This question came to mind while I was reading the first chapter of 'Acting Professionally' by Cohen, a book I have begun to recommend to all who thing it would be great to become an actor. I was especially struck by his statement that acting is more a boutique career, like being a Senator. In the US Senate there are only 100 jobs and only 1/3 of them are open every two years. Likewise, there are a very limited number of people actually earning a living as an actor. We can usually crowd them all into one auditorium for the Tony or Academy Awards. At least all the stage actors for the former and all the screen actors for the latter, I mean. And among all of those, many will not be earning a living at acting the next year. Now, if acting is in your blood and you just have to be an actor, fine, Cohen and I have written books on how to go about doing that. But you really should not count on earning a living at it. There just isn't enough work. The flooding of the acting market with new actors for whom there are no jobs is the fault of our colleges and universities and professional training conservatories who have found an endless supply of revenue from people who want to become actors. These institutions fail to teach their students that they will most probably not earn a living at acting; and in most cases do not even teach their students how to go about finding employment as an actor! Yes, Virginia, there is an acting profession. But it is a very closed one mostly open just for part time participants. Only one in a million or more aspiriants will actually make a career of acting.

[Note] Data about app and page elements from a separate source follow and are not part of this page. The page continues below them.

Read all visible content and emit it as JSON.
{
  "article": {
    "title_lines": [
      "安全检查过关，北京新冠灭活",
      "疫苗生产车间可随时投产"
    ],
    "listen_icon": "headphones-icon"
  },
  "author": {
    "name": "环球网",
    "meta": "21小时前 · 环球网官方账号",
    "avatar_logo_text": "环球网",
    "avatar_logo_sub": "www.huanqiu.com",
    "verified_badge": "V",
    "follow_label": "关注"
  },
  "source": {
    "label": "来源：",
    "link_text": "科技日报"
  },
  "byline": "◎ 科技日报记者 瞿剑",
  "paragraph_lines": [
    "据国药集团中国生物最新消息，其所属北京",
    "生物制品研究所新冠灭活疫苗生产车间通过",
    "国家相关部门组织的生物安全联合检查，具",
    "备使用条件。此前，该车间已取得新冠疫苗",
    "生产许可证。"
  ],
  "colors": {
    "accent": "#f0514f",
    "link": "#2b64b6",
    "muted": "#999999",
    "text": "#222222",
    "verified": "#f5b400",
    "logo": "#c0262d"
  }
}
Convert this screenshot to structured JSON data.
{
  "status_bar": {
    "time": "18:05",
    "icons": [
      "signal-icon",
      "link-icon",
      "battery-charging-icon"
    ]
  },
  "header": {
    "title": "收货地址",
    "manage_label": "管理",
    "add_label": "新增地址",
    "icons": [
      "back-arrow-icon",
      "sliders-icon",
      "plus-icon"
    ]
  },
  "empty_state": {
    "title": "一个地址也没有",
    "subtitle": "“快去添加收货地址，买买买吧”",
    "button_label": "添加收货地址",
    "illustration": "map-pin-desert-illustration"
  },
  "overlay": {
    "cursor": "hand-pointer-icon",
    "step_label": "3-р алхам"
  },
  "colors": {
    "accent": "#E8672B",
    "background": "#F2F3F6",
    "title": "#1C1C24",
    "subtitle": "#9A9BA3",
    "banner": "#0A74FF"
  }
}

Should you just give up on being an actor? Certainly not if you are extraordinarily talented and willing to dedicate yourself to it. If you are the rare person who is born to act, it will not matter to you if you every make a living at it, as long as you can do it. Contact me if you are this kind of person, I will be happy to help you at no charge.